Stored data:
□ □ □ □ □ □ □
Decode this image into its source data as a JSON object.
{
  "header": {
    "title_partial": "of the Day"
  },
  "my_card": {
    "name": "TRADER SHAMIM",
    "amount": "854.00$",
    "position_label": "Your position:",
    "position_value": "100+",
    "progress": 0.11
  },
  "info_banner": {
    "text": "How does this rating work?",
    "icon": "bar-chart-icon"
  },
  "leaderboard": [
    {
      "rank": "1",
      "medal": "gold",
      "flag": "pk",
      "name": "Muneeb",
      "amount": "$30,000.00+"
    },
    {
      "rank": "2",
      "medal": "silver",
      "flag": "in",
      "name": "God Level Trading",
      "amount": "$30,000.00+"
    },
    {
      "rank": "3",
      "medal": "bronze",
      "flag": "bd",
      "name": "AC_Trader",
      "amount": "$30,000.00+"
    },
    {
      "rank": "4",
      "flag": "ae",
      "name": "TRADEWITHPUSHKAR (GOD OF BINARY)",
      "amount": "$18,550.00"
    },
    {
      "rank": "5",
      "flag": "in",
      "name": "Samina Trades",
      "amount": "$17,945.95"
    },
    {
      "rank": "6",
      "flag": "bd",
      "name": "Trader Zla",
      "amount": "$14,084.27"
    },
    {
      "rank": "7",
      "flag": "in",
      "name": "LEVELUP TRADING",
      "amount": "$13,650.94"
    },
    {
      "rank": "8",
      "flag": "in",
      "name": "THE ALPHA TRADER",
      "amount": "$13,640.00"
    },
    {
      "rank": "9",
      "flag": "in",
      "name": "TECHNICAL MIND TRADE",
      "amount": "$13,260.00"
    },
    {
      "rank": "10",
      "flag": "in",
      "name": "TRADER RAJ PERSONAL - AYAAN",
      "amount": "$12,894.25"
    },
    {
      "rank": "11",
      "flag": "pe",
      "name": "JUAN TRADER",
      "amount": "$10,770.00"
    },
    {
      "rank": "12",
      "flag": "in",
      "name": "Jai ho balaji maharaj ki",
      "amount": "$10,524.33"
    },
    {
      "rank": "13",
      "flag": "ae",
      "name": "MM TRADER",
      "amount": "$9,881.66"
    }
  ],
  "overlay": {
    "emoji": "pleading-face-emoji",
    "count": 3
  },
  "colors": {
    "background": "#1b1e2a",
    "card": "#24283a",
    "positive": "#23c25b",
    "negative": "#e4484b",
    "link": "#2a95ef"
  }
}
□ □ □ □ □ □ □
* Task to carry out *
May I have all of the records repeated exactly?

* Answer section *
Decode this image into its source data as a JSON object.
{
  "header": {
    "title_partial": "of the Day"
  },
  "my_card": {
    "name": "TRADER SHAMIM",
    "amount": "854.00$",
    "position_label": "Your position:",
    "position_value": "100+",
    "progress": 0.11
  },
  "info_banner": {
    "text": "How does this rating work?",
    "icon": "bar-chart-icon"
  },
  "leaderboard": [
    {
      "rank": "1",
      "medal": "gold",
      "flag": "pk",
      "name": "Muneeb",
      "amount": "$30,000.00+"
    },
    {
      "rank": "2",
      "medal": "silver",
      "flag": "in",
      "name": "God Level Trading",
      "amount": "$30,000.00+"
    },
    {
      "rank": "3",
      "medal": "bronze",
      "flag": "bd",
      "name": "AC_Trader",
      "amount": "$30,000.00+"
    },
    {
      "rank": "4",
      "flag": "ae",
      "name": "TRADEWITHPUSHKAR (GOD OF BINARY)",
      "amount": "$18,550.00"
    },
    {
      "rank": "5",
      "flag": "in",
      "name": "Samina Trades",
      "amount": "$17,945.95"
    },
    {
      "rank": "6",
      "flag": "bd",
      "name": "Trader Zla",
      "amount": "$14,084.27"
    },
    {
      "rank": "7",
      "flag": "in",
      "name": "LEVELUP TRADING",
      "amount": "$13,650.94"
    },
    {
      "rank": "8",
      "flag": "in",
      "name": "THE ALPHA TRADER",
      "amount": "$13,640.00"
    },
    {
      "rank": "9",
      "flag": "in",
      "name": "TECHNICAL MIND TRADE",
      "amount": "$13,260.00"
    },
    {
      "rank": "10",
      "flag": "in",
      "name": "TRADER RAJ PERSONAL - AYAAN",
      "amount": "$12,894.25"
    },
    {
      "rank": "11",
      "flag": "pe",
      "name": "JUAN TRADER",
      "amount": "$10,770.00"
    },
    {
      "rank": "12",
      "flag": "in",
      "name": "Jai ho balaji maharaj ki",
      "amount": "$10,524.33"
    },
    {
      "rank": "13",
      "flag": "ae",
      "name": "MM TRADER",
      "amount": "$9,881.66"
    }
  ],
  "overlay": {
    "emoji": "pleading-face-emoji",
    "count": 3
  },
  "colors": {
    "background": "#1b1e2a",
    "card": "#24283a",
    "positive": "#23c25b",
    "negative": "#e4484b",
    "link": "#2a95ef"
  }
}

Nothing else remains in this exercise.